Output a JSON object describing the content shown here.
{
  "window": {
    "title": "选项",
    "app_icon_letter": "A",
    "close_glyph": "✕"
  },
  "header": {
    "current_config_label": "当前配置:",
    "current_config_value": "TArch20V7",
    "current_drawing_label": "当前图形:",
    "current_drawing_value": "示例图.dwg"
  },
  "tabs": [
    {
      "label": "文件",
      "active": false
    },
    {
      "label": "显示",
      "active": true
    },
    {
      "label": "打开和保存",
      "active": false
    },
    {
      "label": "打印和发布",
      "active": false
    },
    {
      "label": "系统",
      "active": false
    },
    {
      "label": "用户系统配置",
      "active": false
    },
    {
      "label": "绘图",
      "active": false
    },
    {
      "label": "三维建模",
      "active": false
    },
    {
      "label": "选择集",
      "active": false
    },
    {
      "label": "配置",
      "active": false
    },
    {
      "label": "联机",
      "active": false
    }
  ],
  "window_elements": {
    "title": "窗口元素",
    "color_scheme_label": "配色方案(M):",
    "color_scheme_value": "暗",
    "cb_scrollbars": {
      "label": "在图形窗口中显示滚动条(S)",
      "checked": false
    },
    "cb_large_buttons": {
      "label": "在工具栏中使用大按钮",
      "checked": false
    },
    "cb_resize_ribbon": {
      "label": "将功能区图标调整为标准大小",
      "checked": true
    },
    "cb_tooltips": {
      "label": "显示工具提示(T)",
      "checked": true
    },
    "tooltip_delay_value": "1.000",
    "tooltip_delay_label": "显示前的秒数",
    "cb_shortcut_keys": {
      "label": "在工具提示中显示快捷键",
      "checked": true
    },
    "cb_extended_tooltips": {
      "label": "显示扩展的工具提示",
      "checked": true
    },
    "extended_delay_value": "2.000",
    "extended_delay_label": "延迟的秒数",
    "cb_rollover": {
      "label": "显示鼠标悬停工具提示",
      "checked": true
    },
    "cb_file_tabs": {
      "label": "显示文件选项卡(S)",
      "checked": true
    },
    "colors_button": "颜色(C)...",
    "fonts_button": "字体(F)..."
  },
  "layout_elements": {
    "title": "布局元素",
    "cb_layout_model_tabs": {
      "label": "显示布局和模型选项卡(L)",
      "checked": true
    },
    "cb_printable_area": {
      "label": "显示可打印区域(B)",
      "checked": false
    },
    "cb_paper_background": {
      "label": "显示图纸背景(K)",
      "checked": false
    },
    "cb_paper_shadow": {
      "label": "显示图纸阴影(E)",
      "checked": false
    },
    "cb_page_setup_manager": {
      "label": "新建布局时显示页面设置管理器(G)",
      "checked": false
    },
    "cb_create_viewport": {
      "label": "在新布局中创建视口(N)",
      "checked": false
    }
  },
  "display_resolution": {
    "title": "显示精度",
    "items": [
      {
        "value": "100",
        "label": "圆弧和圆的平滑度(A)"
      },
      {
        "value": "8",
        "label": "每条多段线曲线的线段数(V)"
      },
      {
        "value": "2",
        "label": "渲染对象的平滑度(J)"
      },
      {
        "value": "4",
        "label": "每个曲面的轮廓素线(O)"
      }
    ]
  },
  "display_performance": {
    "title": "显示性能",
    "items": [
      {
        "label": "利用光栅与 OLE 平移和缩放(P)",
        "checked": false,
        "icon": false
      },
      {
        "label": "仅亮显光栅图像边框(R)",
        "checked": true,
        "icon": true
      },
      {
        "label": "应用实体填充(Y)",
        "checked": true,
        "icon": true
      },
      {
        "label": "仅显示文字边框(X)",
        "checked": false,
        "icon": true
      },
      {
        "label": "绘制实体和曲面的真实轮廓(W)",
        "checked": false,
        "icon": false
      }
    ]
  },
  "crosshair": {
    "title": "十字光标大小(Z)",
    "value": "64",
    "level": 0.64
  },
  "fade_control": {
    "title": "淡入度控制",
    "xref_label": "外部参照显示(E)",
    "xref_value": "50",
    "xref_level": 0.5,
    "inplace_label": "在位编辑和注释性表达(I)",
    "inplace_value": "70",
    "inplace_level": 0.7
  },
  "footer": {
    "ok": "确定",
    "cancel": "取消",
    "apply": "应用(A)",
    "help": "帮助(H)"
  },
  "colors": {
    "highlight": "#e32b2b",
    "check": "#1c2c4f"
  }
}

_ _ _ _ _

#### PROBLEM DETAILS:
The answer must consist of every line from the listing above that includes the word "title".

#### WRITTEN SOLUTION:
    "title": "选项",
    "title": "窗口元素",
    "title": "布局元素",
    "title": "显示精度",
    "title": "显示性能",
    "title": "十字光标大小(Z)",
    "title": "淡入度控制",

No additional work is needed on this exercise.